Extracted data entries:
╔══

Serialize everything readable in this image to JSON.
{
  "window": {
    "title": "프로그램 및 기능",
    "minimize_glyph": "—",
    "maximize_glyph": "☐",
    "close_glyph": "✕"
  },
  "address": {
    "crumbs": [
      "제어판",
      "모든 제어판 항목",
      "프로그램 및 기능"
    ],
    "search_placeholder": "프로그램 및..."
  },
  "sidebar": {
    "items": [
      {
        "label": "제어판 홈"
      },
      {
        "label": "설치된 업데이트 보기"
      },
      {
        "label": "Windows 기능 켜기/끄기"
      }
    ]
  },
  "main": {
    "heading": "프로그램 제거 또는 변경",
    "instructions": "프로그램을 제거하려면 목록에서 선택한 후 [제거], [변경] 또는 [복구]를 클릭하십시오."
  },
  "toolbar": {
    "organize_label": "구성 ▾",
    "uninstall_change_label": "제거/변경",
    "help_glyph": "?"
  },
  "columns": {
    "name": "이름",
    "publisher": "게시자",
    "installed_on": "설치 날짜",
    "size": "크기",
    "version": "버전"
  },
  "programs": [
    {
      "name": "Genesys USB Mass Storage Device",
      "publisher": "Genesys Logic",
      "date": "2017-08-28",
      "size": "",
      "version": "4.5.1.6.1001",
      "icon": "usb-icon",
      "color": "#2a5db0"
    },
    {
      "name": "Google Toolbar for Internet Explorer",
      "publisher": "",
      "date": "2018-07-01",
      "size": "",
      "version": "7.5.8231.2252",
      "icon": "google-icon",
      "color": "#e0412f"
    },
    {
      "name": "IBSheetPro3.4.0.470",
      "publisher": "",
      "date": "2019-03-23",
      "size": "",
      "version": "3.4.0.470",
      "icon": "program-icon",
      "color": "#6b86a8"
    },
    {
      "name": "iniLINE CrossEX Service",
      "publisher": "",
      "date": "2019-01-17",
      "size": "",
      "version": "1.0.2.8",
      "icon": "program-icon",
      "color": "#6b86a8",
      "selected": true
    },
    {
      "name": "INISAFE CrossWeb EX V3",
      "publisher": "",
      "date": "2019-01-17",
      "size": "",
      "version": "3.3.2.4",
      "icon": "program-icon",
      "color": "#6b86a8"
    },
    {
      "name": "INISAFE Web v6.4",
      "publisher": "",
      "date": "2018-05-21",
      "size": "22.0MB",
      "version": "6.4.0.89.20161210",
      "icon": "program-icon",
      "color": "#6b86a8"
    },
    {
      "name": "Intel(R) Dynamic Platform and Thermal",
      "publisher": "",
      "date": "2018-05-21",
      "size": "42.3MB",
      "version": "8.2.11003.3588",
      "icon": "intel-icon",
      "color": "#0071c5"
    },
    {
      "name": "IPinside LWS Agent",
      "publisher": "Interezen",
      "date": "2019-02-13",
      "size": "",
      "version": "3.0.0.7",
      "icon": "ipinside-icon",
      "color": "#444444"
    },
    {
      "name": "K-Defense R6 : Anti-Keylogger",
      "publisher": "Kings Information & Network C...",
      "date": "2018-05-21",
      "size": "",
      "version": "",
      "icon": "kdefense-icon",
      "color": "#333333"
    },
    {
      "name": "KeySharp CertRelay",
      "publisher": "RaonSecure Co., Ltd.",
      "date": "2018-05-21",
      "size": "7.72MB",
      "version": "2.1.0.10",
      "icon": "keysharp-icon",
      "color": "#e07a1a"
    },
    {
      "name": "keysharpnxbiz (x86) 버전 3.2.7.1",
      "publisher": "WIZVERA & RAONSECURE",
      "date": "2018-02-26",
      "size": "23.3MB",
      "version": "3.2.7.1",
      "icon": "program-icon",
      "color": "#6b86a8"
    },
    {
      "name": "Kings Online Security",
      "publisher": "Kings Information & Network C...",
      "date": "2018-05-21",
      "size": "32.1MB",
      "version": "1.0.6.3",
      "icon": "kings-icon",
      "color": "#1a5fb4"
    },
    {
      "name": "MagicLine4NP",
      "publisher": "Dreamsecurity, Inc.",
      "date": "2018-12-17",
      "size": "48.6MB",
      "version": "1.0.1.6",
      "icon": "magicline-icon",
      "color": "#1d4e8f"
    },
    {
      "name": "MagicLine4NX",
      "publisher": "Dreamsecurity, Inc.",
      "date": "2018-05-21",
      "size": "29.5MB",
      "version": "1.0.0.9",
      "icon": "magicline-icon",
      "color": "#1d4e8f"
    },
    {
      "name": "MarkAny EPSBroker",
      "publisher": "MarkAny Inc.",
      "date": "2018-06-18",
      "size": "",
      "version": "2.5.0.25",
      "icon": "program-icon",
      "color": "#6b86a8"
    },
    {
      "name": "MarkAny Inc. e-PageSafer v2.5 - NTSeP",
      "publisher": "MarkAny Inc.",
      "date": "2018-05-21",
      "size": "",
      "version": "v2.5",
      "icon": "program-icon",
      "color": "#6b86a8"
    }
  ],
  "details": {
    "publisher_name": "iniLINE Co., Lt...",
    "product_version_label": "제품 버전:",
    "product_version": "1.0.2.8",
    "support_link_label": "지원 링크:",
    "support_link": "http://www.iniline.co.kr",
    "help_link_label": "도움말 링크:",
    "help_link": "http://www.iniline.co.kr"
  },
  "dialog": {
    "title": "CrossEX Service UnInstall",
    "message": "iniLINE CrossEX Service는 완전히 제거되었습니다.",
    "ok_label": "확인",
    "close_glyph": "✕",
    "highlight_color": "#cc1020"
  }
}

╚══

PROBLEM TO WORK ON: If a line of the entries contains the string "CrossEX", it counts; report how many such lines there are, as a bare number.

OUTPUT: 3